Ancient Mass Extinctions Hint at Possible Ocean Future
After dramatic oceanic extinctions 250 million and 200 million years ago, the global carbon cycle turned chaotic. Earth’s biogeochemistry went boom and bust for millions of years thereafter, as if some regulating mechanism were lost — which is exactly what happened.

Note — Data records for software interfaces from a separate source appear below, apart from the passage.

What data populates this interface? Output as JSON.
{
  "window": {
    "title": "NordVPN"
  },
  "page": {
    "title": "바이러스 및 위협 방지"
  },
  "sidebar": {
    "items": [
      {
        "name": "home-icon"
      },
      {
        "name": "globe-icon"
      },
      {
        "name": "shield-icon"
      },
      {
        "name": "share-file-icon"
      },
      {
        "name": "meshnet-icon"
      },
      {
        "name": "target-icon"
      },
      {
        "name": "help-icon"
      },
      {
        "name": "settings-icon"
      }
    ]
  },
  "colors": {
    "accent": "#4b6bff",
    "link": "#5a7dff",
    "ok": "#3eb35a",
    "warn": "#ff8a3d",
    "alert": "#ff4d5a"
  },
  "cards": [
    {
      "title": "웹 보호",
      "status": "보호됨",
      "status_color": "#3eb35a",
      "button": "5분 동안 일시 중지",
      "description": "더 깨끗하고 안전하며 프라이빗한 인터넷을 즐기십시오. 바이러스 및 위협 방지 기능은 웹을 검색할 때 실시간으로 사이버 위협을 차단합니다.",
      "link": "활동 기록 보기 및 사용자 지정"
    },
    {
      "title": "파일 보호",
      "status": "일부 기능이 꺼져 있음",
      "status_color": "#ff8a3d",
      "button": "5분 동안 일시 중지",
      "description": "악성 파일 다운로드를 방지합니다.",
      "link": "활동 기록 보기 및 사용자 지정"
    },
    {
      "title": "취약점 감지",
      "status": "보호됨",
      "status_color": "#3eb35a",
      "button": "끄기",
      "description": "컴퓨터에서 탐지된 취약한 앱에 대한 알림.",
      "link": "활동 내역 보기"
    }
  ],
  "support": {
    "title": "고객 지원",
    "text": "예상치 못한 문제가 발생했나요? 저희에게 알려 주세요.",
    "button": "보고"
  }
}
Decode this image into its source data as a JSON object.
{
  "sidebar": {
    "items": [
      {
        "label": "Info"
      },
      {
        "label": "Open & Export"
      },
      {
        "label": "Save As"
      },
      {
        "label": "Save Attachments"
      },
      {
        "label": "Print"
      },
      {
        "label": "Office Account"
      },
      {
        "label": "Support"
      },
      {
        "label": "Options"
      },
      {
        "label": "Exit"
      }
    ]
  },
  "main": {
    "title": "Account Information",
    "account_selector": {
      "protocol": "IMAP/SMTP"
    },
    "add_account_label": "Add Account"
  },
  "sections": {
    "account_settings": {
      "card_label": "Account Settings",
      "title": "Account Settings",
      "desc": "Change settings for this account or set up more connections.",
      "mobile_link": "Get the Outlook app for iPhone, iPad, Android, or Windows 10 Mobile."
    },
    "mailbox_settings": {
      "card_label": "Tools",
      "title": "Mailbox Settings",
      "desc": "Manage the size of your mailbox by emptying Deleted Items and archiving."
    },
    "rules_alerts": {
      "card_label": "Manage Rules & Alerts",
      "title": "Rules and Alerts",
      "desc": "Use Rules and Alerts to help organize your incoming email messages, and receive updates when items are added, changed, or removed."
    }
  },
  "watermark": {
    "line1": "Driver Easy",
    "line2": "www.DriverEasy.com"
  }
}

“People talk about saving biodiversity, and isn’t it good to have a variety of all these creatures. But the reason it matters is because ecosystem function is itself dependent on diversity in the face of normal environmental changes,” said geologist Jessica Whiteside of Brown University. “Lower diversity too much, and the system will lose its resiliency. It will become a slave to otherwise minor environmental changes.”Scientists say that another mass extinction is now underway, with extinction rates an order of magnitude higher than normal, both on land and at sea. Studies like Whiteside’s suggest what the extinction’s consequences could be — not just for people, on a scale of decades or centuries, but for how the planet will work, millions of years in the future.Well... fiddlesticks.Even though contemporary time is just a blink in geological terms, the findings still have modern relevance, said Whiteside. One might see, at a far smaller scale, similar patterns in regions like the Sea of Japan or off the coast of North Carolina, where overfishing and pollution have produced stripped-down ecosystems devoid of the large predators needed to maintain the rich food webs crucial to a stable carbon cycle.
“What’s wonderful about looking at the past is the long lens of geological history,” said Whiteside. “There is evidence that food web collapse is starting to occur in some marine ecosystems. It will take a long time for systems to recover.”